THIS STORY HAS BEEN FORMATTED FOR EASY PRINTING

Automakers post double-digit sales drops in March

Associated Press / April 2, 2009
  • Email|
  • Print|
  • Single Page|
  • |
Text size +

DETROIT - March proved to be another dismal month of steep declines for US auto sales as low consumer confidence and job uncertainty continued to keep buyers away from showrooms, but the improvement from February signaled that bargain hunters may be providing the momentum for a turnaround.

General Motors Corp.'s sales fell 45 percent from a year earlier, while Ford Motor Co. reported a 41 percent drop. Sales at Chrysler, Toyota, Honda, and Nissan were barely better than that.

Despite the declines from a year ago, GM, Ford, Chrysler, and Toyota all posted double-digit improvements from February, when industrywide US sales hit their lowest point in more than 27 years.

Sales are generally better in March as warmer temperatures help drive people to showrooms, but GM said its figures show overall US sales increased about 23 percent from February's figures, beating the typical 20 percent increase and giving rise to optimism that the worst may be over.

Mike DiGiovanni, GM's executive director of global market and industry analysis, said the market appears to be "bouncing around the bottom."

Automakers' incentive spending last month reached a record high, according to the auto website Edmunds.com.

The average incentive on vehicles sold last month was $3,169, up 30 percent from a year earlier. GM and Hyundai Motor Co. spent more on incentives than they ever have, Edmunds said. Ford said its incentive spending was the same as a year ago.

"Where we are starting to differentiate from our competitors is in the incentive area," said Jim Farley, Ford's group vice president for marketing. "We're getting more traffic. We don't have to close everyone with incentives."

In a further effort to boost sales, Ford and GM on Tuesday revealed programs that would cover buyers' monthly car payments in the event they lose their jobs. That follows a similar program Hyundai Motor Co. rolled out this year.

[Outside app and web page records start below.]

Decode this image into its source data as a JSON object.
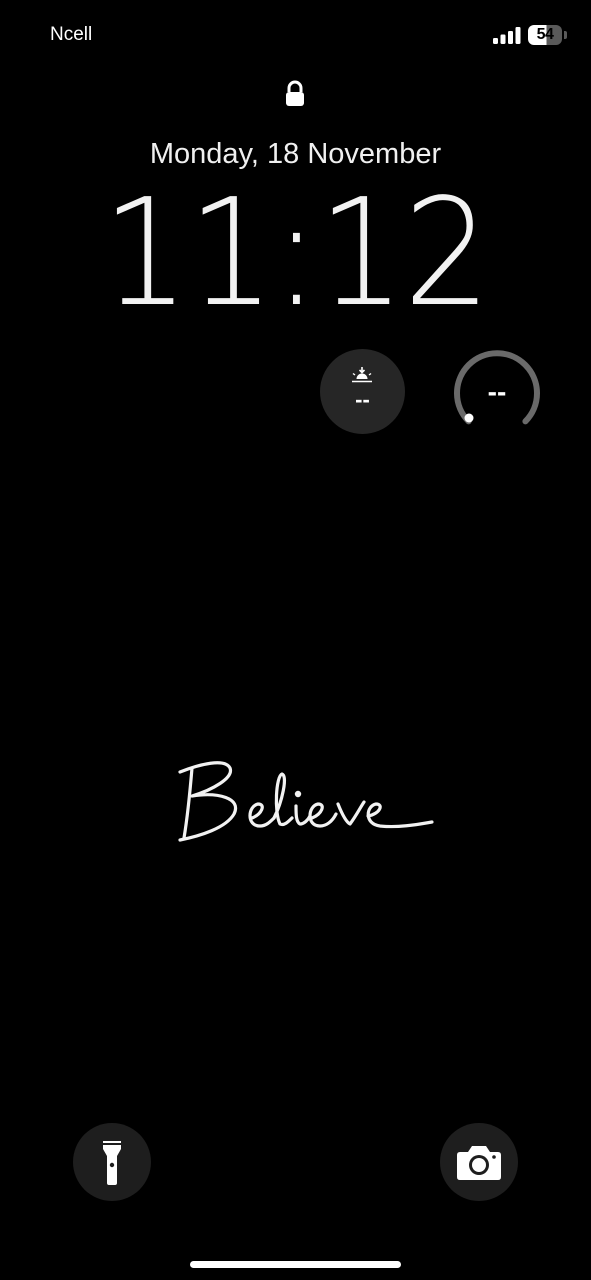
{
  "status_bar": {
    "carrier": "Ncell",
    "battery_percent": "54",
    "battery_level": 0.54,
    "signal_bars": 4
  },
  "lock_screen": {
    "date": "Monday, 18 November",
    "time": "11:12"
  },
  "widgets": {
    "sunset": {
      "icon": "sunset-icon",
      "value": "--"
    },
    "gauge": {
      "icon": "gauge-ring-icon",
      "value": "--"
    }
  },
  "wallpaper": {
    "handwritten_text": "Believe"
  },
  "bottom_controls": {
    "left": "flashlight-icon",
    "right": "camera-icon"
  },
  "colors": {
    "background": "#000000",
    "text": "#ffffff",
    "widget_bg": "#262626",
    "button_bg": "#1e1e1e"
  }
}
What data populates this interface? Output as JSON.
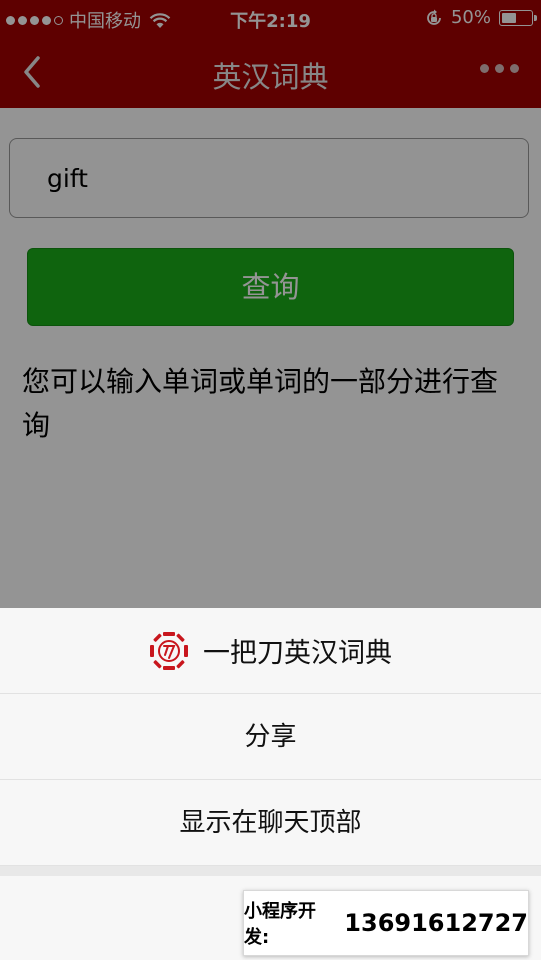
{
  "status_bar": {
    "carrier": "中国移动",
    "time": "下午2:19",
    "battery": "50%",
    "battery_level": 0.5
  },
  "navbar": {
    "title": "英汉词典"
  },
  "search": {
    "value": "gift"
  },
  "query_button": {
    "label": "查询"
  },
  "hint_text": "您可以输入单词或单词的一部分进行查询",
  "action_sheet": {
    "app_name": "一把刀英汉词典",
    "items": [
      "分享",
      "显示在聊天顶部"
    ]
  },
  "developer_banner": {
    "label": "小程序开发:",
    "phone": "13691612727"
  },
  "colors": {
    "nav_red": "#a30000",
    "button_green": "#1aad19"
  }
}
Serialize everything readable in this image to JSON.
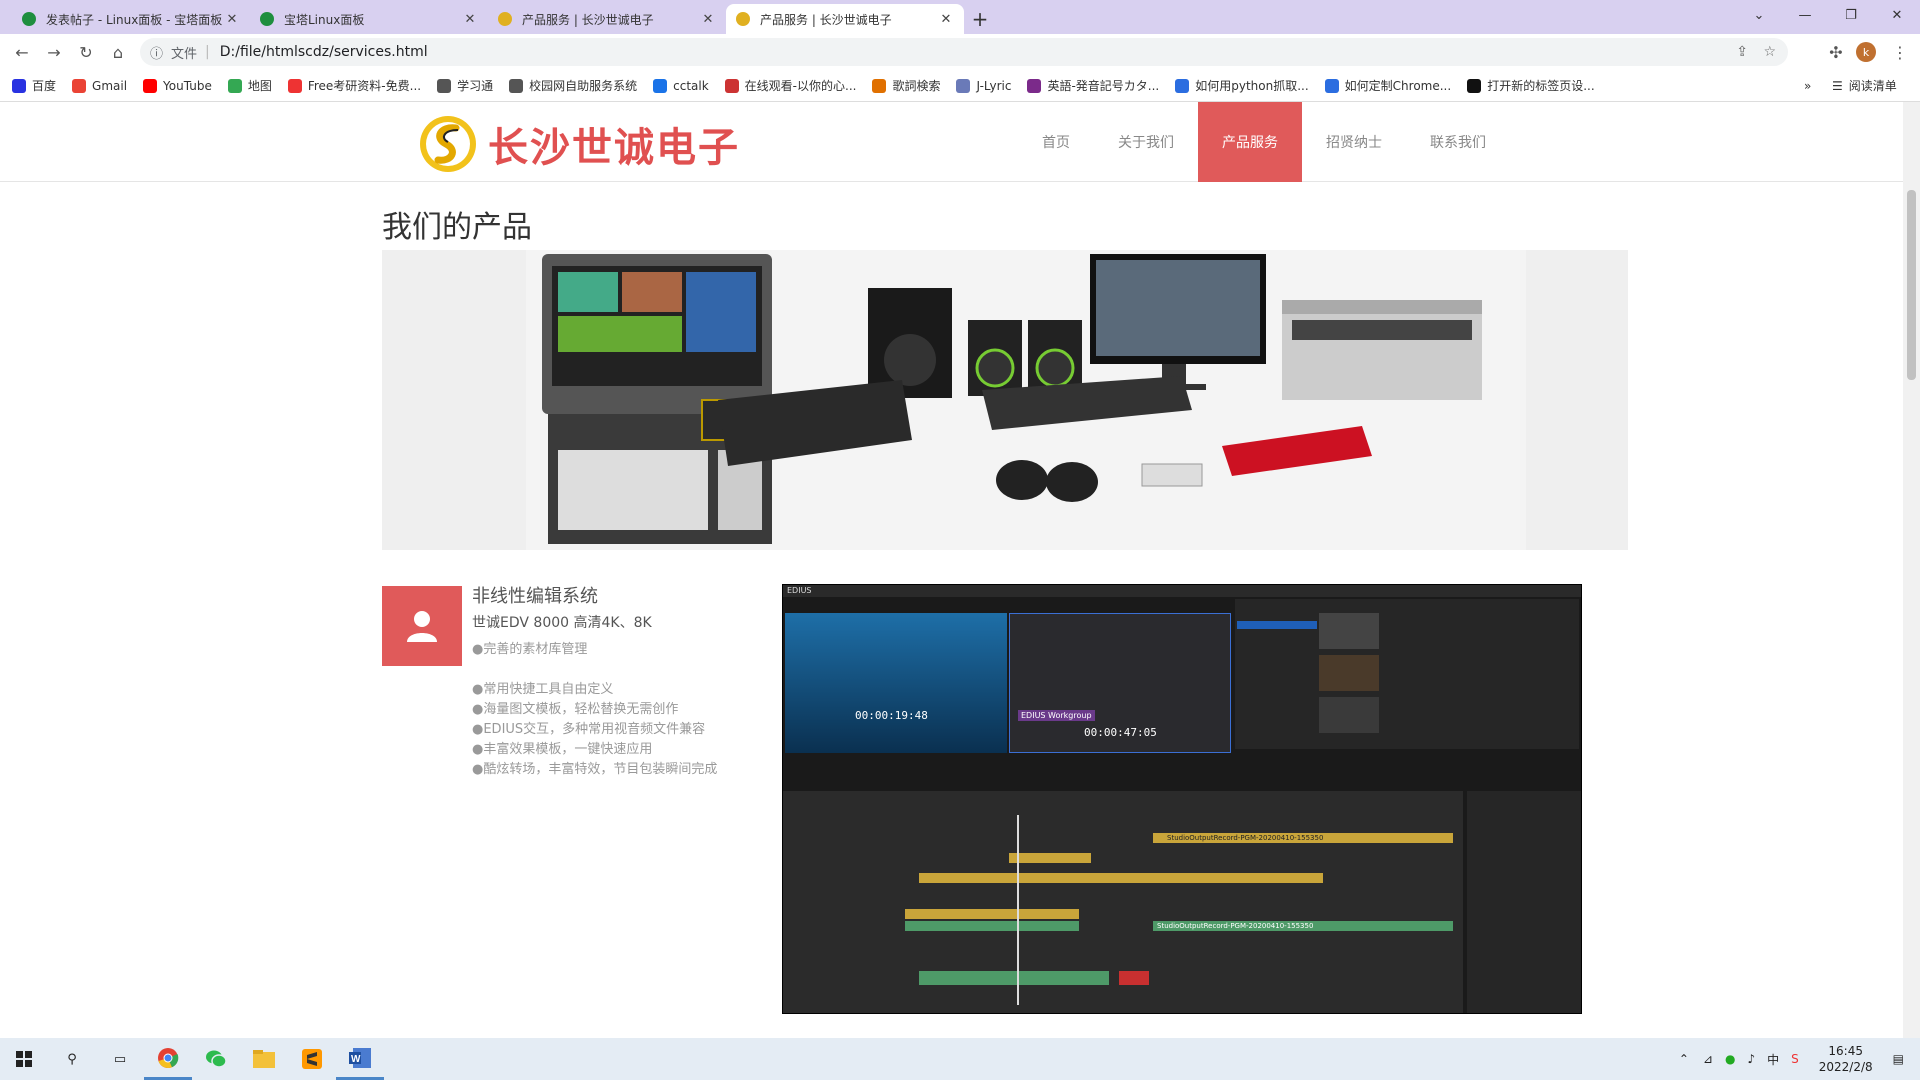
{
  "browser": {
    "tabs": [
      {
        "title": "发表帖子 - Linux面板 - 宝塔面板",
        "active": false
      },
      {
        "title": "宝塔Linux面板",
        "active": false
      },
      {
        "title": "产品服务 | 长沙世诚电子",
        "active": false
      },
      {
        "title": "产品服务 | 长沙世诚电子",
        "active": true
      }
    ],
    "new_tab": "+",
    "address": {
      "security_label": "文件",
      "url": "D:/file/htmlscdz/services.html"
    },
    "bookmarks": [
      {
        "label": "百度",
        "color": "#2932e1"
      },
      {
        "label": "Gmail",
        "color": "#ea4335"
      },
      {
        "label": "YouTube",
        "color": "#ff0000"
      },
      {
        "label": "地图",
        "color": "#34a853"
      },
      {
        "label": "Free考研资料-免费...",
        "color": "#e33"
      },
      {
        "label": "学习通",
        "color": "#555"
      },
      {
        "label": "校园网自助服务系统",
        "color": "#555"
      },
      {
        "label": "cctalk",
        "color": "#1a73e8"
      },
      {
        "label": "在线观看-以你的心...",
        "color": "#c33"
      },
      {
        "label": "歌詞検索",
        "color": "#e07000"
      },
      {
        "label": "J-Lyric",
        "color": "#6a7ab8"
      },
      {
        "label": "英語-発音記号カタ...",
        "color": "#7b2a8a"
      },
      {
        "label": "如何用python抓取...",
        "color": "#2b6de0"
      },
      {
        "label": "如何定制Chrome...",
        "color": "#2b6de0"
      },
      {
        "label": "打开新的标签页设...",
        "color": "#111"
      }
    ],
    "more": "»",
    "reading_list": "阅读清单"
  },
  "site": {
    "logo_text": "长沙世诚电子",
    "nav": [
      {
        "label": "首页",
        "active": false
      },
      {
        "label": "关于我们",
        "active": false
      },
      {
        "label": "产品服务",
        "active": true
      },
      {
        "label": "招贤纳士",
        "active": false
      },
      {
        "label": "联系我们",
        "active": false
      }
    ],
    "page_title": "我们的产品",
    "product": {
      "title": "非线性编辑系统",
      "subtitle": "世诚EDV 8000 高清4K、8K",
      "features": [
        "●完善的素材库管理",
        "●常用快捷工具自由定义",
        "●海量图文模板，轻松替换无需创作",
        "●EDIUS交互，多种常用视音频文件兼容",
        "●丰富效果模板，一键快速应用",
        "●酷炫转场，丰富特效，节目包装瞬间完成"
      ]
    },
    "screenshot_labels": {
      "app": "EDIUS",
      "tc1": "00:00:19:48",
      "tc2": "00:00:47:05",
      "workgroup": "EDIUS Workgroup",
      "clip": "StudioOutputRecord-PGM-20200410-155350",
      "clip2": "StudioOutputRecord-PGM-20200410-155350"
    },
    "accent": "#e05a5a"
  },
  "taskbar": {
    "time": "16:45",
    "date": "2022/2/8"
  }
}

With credit starting to loosen, including aggressive moves by GM's financial arm, the industry might have the worst behind it, DiGiovanni said.

Detroit-based GM sold a total of 155,334 light vehicles, while Ford's total of 131,102 was just 1,700 shy of Toyota's total.

Auburn Hills, Mich.-based Chrysler LLC sold 101,001 units, marking its first month above the 100,000-unit mark since September.